Repeat each line of the data exactly as written.

+++

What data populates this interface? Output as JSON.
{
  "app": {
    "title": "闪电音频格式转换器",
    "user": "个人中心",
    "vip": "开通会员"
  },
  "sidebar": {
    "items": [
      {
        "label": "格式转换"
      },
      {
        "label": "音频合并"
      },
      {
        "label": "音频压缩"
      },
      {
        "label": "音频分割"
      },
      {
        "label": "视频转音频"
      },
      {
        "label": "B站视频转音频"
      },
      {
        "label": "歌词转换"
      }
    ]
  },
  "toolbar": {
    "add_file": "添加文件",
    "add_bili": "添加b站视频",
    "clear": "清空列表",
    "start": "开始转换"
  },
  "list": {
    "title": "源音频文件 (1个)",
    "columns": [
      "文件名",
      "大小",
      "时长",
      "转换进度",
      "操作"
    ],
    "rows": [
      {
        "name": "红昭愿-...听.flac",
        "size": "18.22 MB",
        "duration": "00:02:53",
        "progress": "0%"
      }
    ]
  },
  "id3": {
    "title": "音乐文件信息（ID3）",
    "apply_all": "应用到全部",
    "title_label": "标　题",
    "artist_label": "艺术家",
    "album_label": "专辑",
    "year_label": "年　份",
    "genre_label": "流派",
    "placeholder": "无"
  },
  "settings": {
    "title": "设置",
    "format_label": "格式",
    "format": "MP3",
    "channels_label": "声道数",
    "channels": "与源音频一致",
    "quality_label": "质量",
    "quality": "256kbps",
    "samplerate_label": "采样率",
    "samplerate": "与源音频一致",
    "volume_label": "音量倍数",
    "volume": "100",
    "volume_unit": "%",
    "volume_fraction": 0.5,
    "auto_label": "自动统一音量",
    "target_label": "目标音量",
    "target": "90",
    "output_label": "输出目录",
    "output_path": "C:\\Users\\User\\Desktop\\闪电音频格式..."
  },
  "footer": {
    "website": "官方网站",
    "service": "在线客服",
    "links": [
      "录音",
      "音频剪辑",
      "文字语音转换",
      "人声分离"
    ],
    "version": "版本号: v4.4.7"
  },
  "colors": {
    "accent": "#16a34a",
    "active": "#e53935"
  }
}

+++

#### [Solution for this task]
What data populates this interface? Output as JSON.
{
  "app": {
    "title": "闪电音频格式转换器",
    "user": "个人中心",
    "vip": "开通会员"
  },
  "sidebar": {
    "items": [
      {
        "label": "格式转换"
      },
      {
        "label": "音频合并"
      },
      {
        "label": "音频压缩"
      },
      {
        "label": "音频分割"
      },
      {
        "label": "视频转音频"
      },
      {
        "label": "B站视频转音频"
      },
      {
        "label": "歌词转换"
      }
    ]
  },
  "toolbar": {
    "add_file": "添加文件",
    "add_bili": "添加b站视频",
    "clear": "清空列表",
    "start": "开始转换"
  },
  "list": {
    "title": "源音频文件 (1个)",
    "columns": [
      "文件名",
      "大小",
      "时长",
      "转换进度",
      "操作"
    ],
    "rows": [
      {
        "name": "红昭愿-...听.flac",
        "size": "18.22 MB",
        "duration": "00:02:53",
        "progress": "0%"
      }
    ]
  },
  "id3": {
    "title": "音乐文件信息（ID3）",
    "apply_all": "应用到全部",
    "title_label": "标　题",
    "artist_label": "艺术家",
    "album_label": "专辑",
    "year_label": "年　份",
    "genre_label": "流派",
    "placeholder": "无"
  },
  "settings": {
    "title": "设置",
    "format_label": "格式",
    "format": "MP3",
    "channels_label": "声道数",
    "channels": "与源音频一致",
    "quality_label": "质量",
    "quality": "256kbps",
    "samplerate_label": "采样率",
    "samplerate": "与源音频一致",
    "volume_label": "音量倍数",
    "volume": "100",
    "volume_unit": "%",
    "volume_fraction": 0.5,
    "auto_label": "自动统一音量",
    "target_label": "目标音量",
    "target": "90",
    "output_label": "输出目录",
    "output_path": "C:\\Users\\User\\Desktop\\闪电音频格式..."
  },
  "footer": {
    "website": "官方网站",
    "service": "在线客服",
    "links": [
      "录音",
      "音频剪辑",
      "文字语音转换",
      "人声分离"
    ],
    "version": "版本号: v4.4.7"
  },
  "colors": {
    "accent": "#16a34a",
    "active": "#e53935"
  }
}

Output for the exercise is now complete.